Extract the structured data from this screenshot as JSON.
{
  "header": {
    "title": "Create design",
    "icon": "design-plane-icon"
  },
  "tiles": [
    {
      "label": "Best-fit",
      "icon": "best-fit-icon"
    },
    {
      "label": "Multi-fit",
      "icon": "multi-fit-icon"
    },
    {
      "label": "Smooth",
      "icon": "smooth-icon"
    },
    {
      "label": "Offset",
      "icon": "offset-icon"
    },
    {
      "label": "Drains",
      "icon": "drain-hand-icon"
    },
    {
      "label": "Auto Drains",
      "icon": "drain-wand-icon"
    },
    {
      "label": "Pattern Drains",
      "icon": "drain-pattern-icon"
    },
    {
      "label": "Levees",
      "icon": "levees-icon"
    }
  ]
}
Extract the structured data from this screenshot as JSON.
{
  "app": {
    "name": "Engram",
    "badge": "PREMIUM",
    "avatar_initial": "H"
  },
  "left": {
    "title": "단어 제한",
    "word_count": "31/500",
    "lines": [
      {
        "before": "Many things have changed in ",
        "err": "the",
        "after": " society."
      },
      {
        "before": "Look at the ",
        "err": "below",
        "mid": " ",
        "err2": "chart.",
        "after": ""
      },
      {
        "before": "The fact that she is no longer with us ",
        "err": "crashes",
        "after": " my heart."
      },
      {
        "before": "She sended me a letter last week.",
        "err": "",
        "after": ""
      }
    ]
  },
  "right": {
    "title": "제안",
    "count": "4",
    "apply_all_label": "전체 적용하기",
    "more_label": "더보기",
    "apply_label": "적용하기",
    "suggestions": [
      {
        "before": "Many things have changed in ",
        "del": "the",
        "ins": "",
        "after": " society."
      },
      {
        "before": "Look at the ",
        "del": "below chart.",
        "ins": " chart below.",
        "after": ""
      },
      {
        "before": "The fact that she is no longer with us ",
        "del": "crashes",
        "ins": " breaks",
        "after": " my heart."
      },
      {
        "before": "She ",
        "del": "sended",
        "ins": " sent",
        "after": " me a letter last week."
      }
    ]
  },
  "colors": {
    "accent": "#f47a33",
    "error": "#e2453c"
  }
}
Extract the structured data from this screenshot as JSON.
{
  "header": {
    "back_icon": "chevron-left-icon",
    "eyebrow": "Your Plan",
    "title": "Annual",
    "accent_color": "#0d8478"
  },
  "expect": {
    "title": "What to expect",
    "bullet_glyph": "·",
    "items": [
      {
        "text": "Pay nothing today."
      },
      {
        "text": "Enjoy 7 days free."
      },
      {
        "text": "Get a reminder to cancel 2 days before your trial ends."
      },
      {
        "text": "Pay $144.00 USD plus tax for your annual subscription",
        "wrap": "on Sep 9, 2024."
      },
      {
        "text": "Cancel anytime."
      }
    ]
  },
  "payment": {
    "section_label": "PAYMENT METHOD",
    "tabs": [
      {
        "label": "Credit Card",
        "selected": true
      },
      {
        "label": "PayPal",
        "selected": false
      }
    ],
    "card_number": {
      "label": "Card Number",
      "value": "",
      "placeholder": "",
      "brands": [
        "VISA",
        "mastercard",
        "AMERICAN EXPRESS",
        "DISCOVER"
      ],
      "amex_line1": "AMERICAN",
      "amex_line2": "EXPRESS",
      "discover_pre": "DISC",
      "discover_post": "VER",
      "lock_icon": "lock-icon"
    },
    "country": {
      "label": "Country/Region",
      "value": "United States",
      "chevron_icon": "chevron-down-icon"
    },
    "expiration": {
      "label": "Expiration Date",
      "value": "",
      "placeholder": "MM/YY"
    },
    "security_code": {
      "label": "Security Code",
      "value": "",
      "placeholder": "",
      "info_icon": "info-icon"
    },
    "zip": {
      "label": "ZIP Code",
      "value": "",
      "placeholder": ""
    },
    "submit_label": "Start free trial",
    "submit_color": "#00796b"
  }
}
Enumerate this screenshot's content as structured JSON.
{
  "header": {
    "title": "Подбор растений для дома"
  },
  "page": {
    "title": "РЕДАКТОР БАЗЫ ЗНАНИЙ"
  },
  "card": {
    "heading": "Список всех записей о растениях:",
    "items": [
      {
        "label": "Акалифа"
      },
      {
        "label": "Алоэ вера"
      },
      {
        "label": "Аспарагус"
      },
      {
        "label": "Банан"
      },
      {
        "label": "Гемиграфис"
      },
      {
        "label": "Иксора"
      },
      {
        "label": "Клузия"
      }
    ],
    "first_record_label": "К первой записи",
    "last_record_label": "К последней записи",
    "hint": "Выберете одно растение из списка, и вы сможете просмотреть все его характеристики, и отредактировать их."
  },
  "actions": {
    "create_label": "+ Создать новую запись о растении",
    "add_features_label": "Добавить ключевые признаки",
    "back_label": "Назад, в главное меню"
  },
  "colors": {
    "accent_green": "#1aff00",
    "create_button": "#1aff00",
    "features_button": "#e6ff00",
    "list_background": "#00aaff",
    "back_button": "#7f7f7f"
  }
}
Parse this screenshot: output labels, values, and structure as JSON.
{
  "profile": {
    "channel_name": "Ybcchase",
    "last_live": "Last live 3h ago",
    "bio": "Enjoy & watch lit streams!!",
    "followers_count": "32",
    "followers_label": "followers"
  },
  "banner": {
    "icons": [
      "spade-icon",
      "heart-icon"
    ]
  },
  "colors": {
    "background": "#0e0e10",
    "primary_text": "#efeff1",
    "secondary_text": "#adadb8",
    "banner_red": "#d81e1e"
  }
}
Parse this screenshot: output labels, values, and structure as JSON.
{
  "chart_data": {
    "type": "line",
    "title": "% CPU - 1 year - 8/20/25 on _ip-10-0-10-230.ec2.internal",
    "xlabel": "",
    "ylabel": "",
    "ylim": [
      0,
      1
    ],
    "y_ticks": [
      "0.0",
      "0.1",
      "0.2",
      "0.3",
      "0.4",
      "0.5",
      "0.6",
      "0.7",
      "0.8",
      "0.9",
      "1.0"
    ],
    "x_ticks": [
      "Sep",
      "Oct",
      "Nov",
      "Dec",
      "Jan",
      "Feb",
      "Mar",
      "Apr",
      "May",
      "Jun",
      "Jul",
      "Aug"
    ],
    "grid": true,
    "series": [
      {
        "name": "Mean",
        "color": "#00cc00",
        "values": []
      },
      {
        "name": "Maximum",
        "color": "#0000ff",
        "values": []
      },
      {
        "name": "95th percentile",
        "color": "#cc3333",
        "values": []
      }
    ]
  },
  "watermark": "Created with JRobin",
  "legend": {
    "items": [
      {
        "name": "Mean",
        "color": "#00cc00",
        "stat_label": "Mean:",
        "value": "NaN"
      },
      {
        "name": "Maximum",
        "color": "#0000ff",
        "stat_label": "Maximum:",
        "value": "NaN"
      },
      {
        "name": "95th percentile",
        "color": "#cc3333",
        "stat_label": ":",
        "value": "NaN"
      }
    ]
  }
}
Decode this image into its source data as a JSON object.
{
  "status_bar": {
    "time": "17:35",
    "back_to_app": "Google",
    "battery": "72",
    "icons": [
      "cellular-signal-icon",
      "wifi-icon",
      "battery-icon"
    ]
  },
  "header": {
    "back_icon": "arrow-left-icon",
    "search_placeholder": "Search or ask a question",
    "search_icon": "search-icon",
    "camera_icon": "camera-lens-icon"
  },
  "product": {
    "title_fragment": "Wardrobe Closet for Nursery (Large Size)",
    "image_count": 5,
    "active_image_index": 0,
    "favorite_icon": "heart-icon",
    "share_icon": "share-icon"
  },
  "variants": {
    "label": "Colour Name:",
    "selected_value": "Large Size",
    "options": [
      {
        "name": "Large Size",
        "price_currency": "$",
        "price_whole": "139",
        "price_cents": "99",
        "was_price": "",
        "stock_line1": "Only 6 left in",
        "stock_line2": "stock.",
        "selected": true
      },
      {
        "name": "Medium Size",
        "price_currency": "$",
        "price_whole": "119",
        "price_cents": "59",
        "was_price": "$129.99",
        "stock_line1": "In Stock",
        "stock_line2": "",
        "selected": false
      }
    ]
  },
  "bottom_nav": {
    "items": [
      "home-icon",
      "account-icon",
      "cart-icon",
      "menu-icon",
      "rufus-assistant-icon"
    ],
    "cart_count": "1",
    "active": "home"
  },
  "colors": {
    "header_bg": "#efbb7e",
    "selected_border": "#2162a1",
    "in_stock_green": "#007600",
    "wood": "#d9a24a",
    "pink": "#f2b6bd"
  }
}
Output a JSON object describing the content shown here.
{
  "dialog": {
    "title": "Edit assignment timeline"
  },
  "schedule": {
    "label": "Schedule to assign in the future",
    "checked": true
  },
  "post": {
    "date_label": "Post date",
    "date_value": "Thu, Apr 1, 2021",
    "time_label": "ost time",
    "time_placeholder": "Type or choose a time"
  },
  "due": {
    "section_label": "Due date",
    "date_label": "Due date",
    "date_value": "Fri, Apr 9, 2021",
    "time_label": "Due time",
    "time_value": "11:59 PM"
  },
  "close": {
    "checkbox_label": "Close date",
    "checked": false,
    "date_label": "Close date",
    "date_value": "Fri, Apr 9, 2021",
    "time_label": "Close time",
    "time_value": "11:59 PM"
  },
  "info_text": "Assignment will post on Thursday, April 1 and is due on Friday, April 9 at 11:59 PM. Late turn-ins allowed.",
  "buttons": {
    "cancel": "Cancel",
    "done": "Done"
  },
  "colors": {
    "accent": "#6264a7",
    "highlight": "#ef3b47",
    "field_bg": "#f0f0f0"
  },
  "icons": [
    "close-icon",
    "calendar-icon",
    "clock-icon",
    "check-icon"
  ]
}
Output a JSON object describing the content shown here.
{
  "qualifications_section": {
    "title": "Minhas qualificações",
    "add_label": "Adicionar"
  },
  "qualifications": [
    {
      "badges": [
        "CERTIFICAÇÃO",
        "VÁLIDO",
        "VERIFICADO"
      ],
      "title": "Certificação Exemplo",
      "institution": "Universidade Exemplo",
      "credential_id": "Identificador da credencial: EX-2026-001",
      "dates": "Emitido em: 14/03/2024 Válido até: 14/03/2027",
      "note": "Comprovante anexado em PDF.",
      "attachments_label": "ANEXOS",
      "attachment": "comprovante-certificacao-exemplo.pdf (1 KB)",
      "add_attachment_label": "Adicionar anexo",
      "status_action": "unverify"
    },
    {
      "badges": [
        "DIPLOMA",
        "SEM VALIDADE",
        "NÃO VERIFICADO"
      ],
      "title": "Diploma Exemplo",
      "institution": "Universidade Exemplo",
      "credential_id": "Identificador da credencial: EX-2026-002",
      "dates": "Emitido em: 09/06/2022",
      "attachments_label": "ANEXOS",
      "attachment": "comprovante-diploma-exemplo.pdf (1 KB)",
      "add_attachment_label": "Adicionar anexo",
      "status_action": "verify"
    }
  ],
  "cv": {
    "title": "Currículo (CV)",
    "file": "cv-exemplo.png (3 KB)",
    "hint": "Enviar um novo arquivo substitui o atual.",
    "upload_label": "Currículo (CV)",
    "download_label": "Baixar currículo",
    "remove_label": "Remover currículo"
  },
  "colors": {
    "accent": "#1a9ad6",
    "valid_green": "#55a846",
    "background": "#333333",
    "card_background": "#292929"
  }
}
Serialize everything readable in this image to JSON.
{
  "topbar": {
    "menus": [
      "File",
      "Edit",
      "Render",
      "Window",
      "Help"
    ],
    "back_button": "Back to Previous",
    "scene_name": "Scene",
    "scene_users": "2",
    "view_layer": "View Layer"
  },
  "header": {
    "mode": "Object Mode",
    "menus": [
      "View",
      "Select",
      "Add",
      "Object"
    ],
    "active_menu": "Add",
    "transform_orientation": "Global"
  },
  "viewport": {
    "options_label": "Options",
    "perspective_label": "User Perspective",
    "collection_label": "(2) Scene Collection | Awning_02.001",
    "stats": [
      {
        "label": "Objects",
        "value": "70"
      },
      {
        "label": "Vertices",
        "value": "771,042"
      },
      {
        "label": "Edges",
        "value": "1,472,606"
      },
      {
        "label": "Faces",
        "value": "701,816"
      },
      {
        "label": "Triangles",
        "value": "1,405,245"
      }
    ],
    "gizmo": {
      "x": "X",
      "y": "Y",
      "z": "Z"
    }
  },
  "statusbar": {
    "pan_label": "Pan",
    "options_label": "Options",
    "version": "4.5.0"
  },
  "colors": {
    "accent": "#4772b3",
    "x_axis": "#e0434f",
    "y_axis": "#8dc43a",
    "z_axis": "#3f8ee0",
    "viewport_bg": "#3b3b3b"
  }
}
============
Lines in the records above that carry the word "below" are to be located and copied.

        "err": "below",
        "del": "below chart.",
        "ins": " chart below.",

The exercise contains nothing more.